“It was the opportunity; it was the proof. Everything that we were taught in my home, the Million Man March was the proof behind the facts that we were given,” Hall said. “And you know, it served as a springboard for everything else that we wanted to accomplish in life.”
When he first joined the march, Hall was the age that many of his students are now.
Walking the corridors of Oxon Hill Middle School on a school day last week, Hall greeted students with hugs, calling each one a king or a queen. He responded to progress reports with big smiles and scolded a few students who were being too rambunctious or playing too roughly. He ha been at the school for about five years, first as a teacher and behavioral specialist, before joining the so-called tur- around team to lead the chronically failing school to better days.
Now, Hall says he’s taken much of what he learned from his father as a child, lessons bolstered by what he felt at the Million Man March, and applied it all to his school.
“It was a very special moment in my life, it was a moment that actually changed my life, so my main goal is to try to expose young people to that same thing.”'
All around the school are reminders of aspiration, including college banners hanging near murals of Malcolm X and Che Guevera.
“We want them to be constantly reminded of peace, and constantly reminded of greatness, constantly reminded of people who fought for struggles and for the liberation of their people -- consistently everywhere they go, it’s very important,” Hall said. “Planting the seed ain’t difficult. The difficult part is helping to nurture it and helping it grow … First it’s a little bit like, ‘whoa, why are you calling me a king, why are you calling me a queen?’ But after a while they get very used to and accustomed to being treated like royalty.”

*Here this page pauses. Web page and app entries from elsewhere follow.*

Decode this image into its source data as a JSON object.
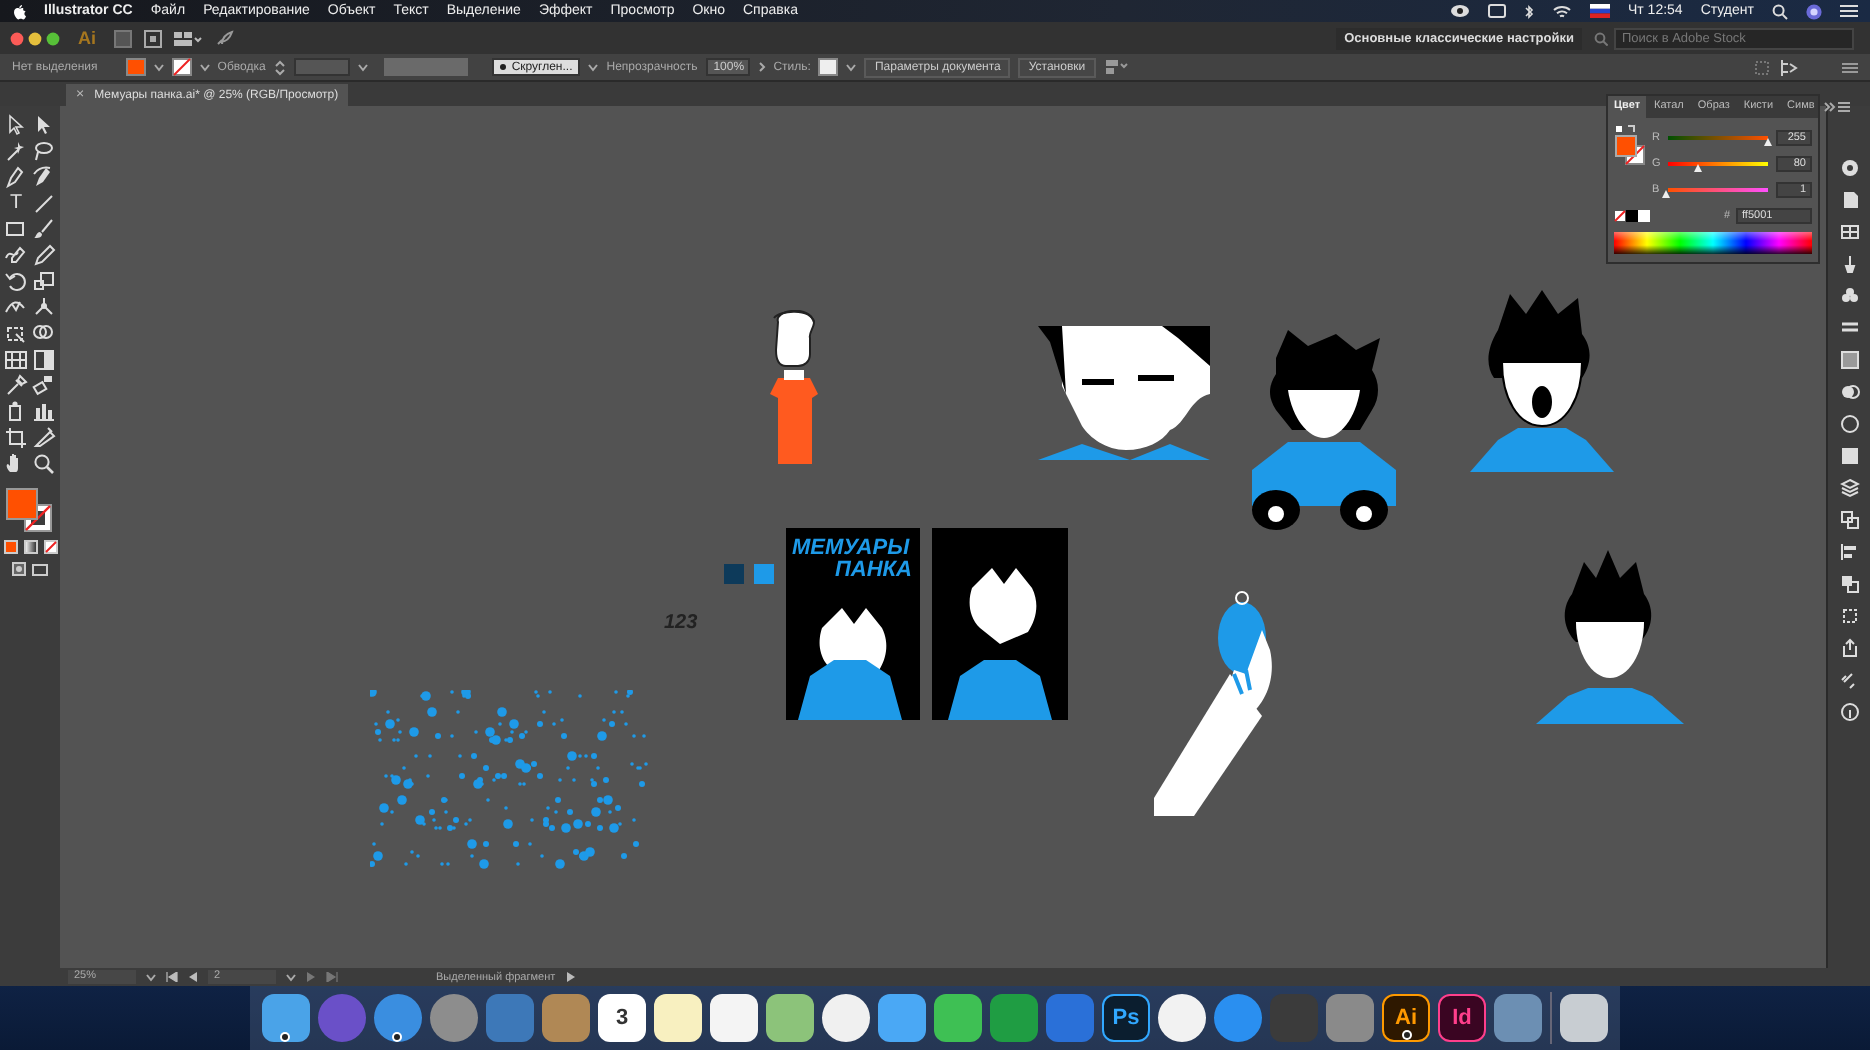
{
  "menu_bar": {
    "app_name": "Illustrator CC",
    "menus": [
      "Файл",
      "Редактирование",
      "Объект",
      "Текст",
      "Выделение",
      "Эффект",
      "Просмотр",
      "Окно",
      "Справка"
    ],
    "clock": "Чт 12:54",
    "user": "Студент"
  },
  "app_bar": {
    "logo": "Ai",
    "workspace": "Основные классические настройки",
    "search": {
      "placeholder": "Поиск в Adobe Stock"
    }
  },
  "control_bar": {
    "selection": "Нет выделения",
    "stroke_label": "Обводка",
    "brush": "Скруглен...",
    "opacity_label": "Непрозрачность",
    "opacity": "100%",
    "style_label": "Стиль:",
    "buttons": [
      "Параметры документа",
      "Установки"
    ]
  },
  "document_tab": {
    "close": "×",
    "title": "Мемуары панка.ai* @ 25% (RGB/Просмотр)"
  },
  "toolbar": {
    "type_tool": "T"
  },
  "canvas": {
    "swatches": [
      {
        "color": "#0d3a5a"
      },
      {
        "color": "#1e9ae8"
      }
    ],
    "number_text": "123",
    "poster_title": [
      "МЕМУАРЫ",
      "ПАНКА"
    ]
  },
  "color_panel": {
    "tabs": [
      {
        "label": "Цвет",
        "selected": true
      },
      {
        "label": "Катал",
        "selected": false
      },
      {
        "label": "Образ",
        "selected": false
      },
      {
        "label": "Кисти",
        "selected": false
      },
      {
        "label": "Симв",
        "selected": false
      }
    ],
    "channels": [
      {
        "name": "R",
        "level": 1,
        "reading": "255"
      },
      {
        "name": "G",
        "level": 0.31,
        "reading": "80"
      },
      {
        "name": "B",
        "level": 0.004,
        "reading": "1"
      }
    ],
    "hex_label": "#",
    "hex": "ff5001"
  },
  "status_bar": {
    "zoom": "25%",
    "artboard": "2",
    "info": "Выделенный фрагмент"
  },
  "dock": {
    "items": [
      {
        "kind": "finder",
        "running": true
      },
      {
        "kind": "siri",
        "running": false
      },
      {
        "kind": "safari",
        "running": true
      },
      {
        "kind": "launchpad",
        "running": false
      },
      {
        "kind": "preview",
        "running": false
      },
      {
        "kind": "contacts",
        "running": false
      },
      {
        "kind": "calendar",
        "label": "3",
        "running": false
      },
      {
        "kind": "notes",
        "running": false
      },
      {
        "kind": "reminders",
        "running": false
      },
      {
        "kind": "maps",
        "running": false
      },
      {
        "kind": "photos",
        "running": false
      },
      {
        "kind": "messages",
        "running": false
      },
      {
        "kind": "facetime",
        "running": false
      },
      {
        "kind": "numbers",
        "running": false
      },
      {
        "kind": "keynote",
        "running": false
      },
      {
        "kind": "photoshop",
        "label": "Ps",
        "running": false
      },
      {
        "kind": "music",
        "running": false
      },
      {
        "kind": "appstore",
        "running": false
      },
      {
        "kind": "sublime",
        "running": false
      },
      {
        "kind": "settings",
        "running": false
      },
      {
        "kind": "illustrator",
        "label": "Ai",
        "running": true
      },
      {
        "kind": "indesign",
        "label": "Id",
        "running": false
      },
      {
        "kind": "photo",
        "running": false
      },
      {
        "kind": "trash",
        "running": false
      }
    ]
  }
}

“I think that’s the biggest thing because what I received at 13 was something that no one can take away,” he added. “It was a very special moment in my life, it was a moment that actually changed my life, so my main goal is to try to expose young people to that same thing.”
Back at Hall’s home, Hall’s father teared up as he sat back and listened to his son talk about feeling grateful that his father dragged him to the march.
“I saw all the people and the unity that they were trying to express, and that was when we started this full-body hug … and to me, that was the moment that let me put out there what I was always trying to instill in my sons in the house: You have to have fellowship; you have do better with numbers; and we are great people, there’s no doubting that,” Acem Hall said.